Stored items
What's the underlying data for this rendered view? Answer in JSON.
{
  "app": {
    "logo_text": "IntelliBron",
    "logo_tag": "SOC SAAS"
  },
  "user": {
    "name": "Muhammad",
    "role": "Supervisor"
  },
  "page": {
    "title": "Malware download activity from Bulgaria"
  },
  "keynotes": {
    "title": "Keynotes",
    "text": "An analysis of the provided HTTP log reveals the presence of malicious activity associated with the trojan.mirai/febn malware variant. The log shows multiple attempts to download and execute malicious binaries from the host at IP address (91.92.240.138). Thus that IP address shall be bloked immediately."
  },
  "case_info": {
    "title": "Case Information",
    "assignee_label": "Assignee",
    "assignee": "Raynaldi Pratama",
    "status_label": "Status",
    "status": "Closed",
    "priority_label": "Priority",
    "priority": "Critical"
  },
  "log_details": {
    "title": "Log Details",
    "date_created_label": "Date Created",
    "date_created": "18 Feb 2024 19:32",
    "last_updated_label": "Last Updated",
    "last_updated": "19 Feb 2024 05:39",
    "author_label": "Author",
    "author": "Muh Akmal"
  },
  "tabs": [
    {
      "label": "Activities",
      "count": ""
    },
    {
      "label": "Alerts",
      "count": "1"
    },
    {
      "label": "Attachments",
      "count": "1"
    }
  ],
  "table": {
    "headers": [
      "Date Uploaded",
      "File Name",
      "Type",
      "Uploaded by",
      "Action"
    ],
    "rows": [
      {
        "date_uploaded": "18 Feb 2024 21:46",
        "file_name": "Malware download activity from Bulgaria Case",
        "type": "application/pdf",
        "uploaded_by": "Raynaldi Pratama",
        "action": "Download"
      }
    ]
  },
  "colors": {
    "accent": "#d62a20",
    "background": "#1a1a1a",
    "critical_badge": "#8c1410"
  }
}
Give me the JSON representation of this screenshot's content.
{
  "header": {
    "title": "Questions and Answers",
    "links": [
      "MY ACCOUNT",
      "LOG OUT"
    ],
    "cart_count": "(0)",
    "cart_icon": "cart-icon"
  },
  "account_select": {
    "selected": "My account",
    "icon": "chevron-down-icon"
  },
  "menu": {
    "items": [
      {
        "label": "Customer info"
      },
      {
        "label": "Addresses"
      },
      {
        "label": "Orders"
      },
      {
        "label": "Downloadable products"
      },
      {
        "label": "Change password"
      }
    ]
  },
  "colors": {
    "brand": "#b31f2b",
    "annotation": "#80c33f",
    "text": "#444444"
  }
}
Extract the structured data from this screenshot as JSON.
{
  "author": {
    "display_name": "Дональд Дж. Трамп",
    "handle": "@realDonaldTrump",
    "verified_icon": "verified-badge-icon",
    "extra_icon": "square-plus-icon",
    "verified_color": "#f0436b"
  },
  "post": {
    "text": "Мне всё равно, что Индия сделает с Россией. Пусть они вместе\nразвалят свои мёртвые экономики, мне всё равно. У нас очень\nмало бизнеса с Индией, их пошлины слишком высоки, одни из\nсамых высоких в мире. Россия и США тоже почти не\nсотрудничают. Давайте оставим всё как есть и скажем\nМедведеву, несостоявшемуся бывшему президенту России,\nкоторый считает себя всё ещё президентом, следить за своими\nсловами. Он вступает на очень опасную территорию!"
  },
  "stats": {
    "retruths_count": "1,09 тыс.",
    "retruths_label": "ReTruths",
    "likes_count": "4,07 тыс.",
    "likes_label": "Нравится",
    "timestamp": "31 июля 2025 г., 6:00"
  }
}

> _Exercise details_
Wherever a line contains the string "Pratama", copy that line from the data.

> _Task solution_
    "assignee": "Raynaldi Pratama",
        "uploaded_by": "Raynaldi Pratama",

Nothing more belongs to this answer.